Published: February 04, 2011
Now, mounting investigations are focusing on an attack from within that involves allegations of more than $135,000 in embezzled county funds and unauthorized wire transfers to Dubai, one of the United Arab Emirates.
Under arrest is Brenda S. Grubbs, 53, who in 2004 succeeded outgoing veteran Treasurer Geraldine Parrish, the woman who had asked for the safety glass and shepherded the county’s money for 16 years.
Grubbs, who lives on a rural farming property where her husband raises chickens and cattle on Whitehall Road, was released on $20,000 bond Wednesday after being placed under arrest following an interview in her office with Goochland Sheriff James L. Agnew.
A search warrant affidavit states that Grubbs acknowledged to Agnew that she had cashed as much as $135,000 in checks drawn on county funds since August. Wachovia Bank officials began looking into efforts by Grubbs to cash a $14,000 check at the Goochland Wachovia, alerting County Administrator Rebecca Dickson, who called in the sheriff Wednesday.
Grubbs drove her black pickup truck from the county office complex to the sheriff’s office, where she was arrested Wednesday evening and made a video appearance before a Charlottesville magistrate, who set bail.
According to a search warrant, investigators found documents hidden in Grubbs’ sock and she told Agnew that “she was wiring money to Dubai by means of Western Union.” Agnew refused to elaborate.
Grubbs, whose next court appearance is scheduled for Monday, could not be reached for comment. She and her husband own a 75-year-old farmhouse on 68 acres assessed at $589,800, according to county records.
Dickson, meanwhile, said yesterday that Grubbs has surrendered all county documents and materials — keys and credit cards — to access county bank holdings and offices and has agreed not to perform any functions associated with her office. All electronic data in the office has been preserved.
“It is a very disappointing time for the county, but I believe this will enable us to improve the financial controls that we have been struggling with for some time,” Dickson said in a news release.
Dickson also said the county is investigating means of removing a constitutionally elected official from office; Grubbs, who is still identified as country treasurer on a bulletin board in her office, has not formally resigned.
Dickson said various investigative agencies are being called in to review financial records, including the auditor of public accounts. The state attorney general’s office authorized a Virginia State Police investigation Thursday.
In addition, county employees from other departments temporarily are assuming duties within the treasurer’s office, which is remaining open for business.
Grubbs earned $72,034 annually and was among those who first called attention to poor recordkeeping and check-cashing procedures within the county’s utilities department. Audits turned up more than $200,000 in idle cash.
County Administrator Gregory K. Wolfrey resigned in January 2009 after the financial problems were disclosed. The utilities director and another employee were fired.

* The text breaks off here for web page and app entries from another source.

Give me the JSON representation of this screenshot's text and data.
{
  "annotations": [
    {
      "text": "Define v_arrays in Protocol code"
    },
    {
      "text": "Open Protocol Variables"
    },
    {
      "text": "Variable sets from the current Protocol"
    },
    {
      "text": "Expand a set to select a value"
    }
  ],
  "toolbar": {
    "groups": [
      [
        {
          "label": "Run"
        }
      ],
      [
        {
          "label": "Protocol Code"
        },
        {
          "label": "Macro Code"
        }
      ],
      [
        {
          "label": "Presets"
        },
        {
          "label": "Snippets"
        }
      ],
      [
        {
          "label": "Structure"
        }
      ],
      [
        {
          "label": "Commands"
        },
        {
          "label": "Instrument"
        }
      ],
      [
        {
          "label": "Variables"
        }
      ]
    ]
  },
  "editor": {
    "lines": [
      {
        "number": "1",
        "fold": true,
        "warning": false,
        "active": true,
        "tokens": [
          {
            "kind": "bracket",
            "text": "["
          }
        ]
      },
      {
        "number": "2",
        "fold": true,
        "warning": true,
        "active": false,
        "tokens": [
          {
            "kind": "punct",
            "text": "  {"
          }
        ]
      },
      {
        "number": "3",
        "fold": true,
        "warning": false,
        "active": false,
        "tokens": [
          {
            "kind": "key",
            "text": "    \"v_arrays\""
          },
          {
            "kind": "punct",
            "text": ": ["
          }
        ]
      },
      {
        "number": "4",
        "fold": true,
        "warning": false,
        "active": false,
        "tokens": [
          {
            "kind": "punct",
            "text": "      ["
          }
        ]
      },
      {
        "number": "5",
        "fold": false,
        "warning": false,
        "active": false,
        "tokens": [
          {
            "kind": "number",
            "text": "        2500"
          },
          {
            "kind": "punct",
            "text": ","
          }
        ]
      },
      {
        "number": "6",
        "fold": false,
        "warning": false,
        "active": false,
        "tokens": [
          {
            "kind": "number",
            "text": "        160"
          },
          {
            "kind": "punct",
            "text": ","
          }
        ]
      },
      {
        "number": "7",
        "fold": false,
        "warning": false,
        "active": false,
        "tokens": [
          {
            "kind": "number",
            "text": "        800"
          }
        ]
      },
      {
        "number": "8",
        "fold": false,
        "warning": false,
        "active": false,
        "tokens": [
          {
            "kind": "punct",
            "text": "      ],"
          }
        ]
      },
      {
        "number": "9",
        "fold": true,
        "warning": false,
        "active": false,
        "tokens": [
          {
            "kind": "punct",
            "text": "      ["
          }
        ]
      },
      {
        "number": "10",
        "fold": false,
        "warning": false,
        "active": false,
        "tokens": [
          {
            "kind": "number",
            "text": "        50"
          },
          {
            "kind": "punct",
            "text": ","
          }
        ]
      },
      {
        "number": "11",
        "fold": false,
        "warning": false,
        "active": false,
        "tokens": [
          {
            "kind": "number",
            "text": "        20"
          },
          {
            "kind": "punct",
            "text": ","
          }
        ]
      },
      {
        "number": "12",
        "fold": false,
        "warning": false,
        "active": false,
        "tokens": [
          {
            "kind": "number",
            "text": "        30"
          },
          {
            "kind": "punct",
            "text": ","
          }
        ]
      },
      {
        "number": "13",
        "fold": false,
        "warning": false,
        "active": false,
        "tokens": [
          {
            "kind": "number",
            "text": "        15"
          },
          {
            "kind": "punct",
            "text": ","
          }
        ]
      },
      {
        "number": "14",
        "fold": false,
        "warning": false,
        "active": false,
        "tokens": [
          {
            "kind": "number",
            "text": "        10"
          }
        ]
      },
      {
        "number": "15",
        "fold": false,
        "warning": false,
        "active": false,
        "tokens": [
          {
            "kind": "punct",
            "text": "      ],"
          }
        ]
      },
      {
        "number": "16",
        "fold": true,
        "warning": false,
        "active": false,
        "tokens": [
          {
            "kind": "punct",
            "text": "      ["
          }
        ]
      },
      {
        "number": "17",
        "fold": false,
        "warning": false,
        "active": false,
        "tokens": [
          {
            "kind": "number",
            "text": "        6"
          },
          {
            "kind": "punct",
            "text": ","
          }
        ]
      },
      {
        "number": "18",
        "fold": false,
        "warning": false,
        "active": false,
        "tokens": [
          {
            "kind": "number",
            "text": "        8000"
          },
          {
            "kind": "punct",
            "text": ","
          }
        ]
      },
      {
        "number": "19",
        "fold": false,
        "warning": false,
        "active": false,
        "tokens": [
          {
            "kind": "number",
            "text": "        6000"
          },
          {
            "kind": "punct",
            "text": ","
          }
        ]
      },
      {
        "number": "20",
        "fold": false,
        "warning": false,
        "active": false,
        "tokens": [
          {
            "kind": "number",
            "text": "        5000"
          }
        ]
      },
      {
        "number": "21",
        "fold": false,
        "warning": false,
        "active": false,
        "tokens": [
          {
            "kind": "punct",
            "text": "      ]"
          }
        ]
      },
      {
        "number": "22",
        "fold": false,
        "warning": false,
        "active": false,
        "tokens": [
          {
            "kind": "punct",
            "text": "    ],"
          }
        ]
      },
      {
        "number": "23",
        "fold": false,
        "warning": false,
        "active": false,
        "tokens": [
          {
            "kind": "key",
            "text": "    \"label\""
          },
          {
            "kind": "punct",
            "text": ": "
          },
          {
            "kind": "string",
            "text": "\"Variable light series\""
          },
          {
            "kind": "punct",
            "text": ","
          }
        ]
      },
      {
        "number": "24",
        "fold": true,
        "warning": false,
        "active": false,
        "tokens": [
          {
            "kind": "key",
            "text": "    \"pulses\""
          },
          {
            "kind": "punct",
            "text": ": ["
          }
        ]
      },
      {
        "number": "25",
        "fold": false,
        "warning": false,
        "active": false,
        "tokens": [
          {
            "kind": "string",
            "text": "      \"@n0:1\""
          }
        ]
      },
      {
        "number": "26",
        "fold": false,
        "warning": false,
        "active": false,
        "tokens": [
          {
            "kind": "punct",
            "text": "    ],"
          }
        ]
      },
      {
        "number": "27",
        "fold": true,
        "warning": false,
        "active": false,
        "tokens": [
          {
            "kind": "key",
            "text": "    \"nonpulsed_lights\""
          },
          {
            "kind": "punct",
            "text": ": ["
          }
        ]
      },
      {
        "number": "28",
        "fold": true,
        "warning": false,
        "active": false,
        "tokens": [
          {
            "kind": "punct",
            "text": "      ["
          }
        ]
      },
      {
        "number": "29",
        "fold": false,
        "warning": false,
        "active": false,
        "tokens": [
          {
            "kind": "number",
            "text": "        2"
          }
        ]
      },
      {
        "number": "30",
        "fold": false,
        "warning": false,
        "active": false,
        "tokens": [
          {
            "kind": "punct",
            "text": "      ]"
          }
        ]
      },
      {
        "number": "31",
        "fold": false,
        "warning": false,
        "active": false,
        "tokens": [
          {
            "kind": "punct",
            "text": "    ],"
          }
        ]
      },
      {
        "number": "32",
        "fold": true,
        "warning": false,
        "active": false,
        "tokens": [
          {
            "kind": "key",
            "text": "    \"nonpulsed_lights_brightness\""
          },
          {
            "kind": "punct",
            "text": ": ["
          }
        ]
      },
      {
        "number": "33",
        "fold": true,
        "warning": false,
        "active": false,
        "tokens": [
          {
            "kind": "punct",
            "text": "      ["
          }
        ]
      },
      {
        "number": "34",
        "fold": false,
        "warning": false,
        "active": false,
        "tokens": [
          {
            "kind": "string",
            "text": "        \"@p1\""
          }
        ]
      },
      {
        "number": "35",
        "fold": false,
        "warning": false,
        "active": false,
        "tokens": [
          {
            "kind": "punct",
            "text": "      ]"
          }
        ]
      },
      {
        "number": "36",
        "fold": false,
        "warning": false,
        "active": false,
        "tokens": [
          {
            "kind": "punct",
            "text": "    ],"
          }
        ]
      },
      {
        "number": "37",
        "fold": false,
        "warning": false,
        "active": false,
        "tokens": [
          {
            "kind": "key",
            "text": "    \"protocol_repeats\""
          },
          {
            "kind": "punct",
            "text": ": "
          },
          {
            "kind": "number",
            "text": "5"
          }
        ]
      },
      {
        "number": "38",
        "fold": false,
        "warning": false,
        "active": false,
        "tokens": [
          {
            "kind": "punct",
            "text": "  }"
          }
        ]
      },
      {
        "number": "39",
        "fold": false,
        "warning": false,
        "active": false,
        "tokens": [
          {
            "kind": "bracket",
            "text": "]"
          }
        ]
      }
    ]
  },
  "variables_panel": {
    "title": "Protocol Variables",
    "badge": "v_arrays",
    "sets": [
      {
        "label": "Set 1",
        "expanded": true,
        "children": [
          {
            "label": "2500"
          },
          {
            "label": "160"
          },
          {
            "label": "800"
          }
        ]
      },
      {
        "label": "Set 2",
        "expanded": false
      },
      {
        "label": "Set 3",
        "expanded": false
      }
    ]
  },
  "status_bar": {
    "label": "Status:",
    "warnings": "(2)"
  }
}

After the audit, Dickson and staff members said they had compiled a list of more than 30 policies and procedures to put into effect.
A court order was issued Wednesday appointing Fluvanna Commonwealth’s Attorney Jeffrey W. Haislip as a special prosecutor in Grubbs’ case.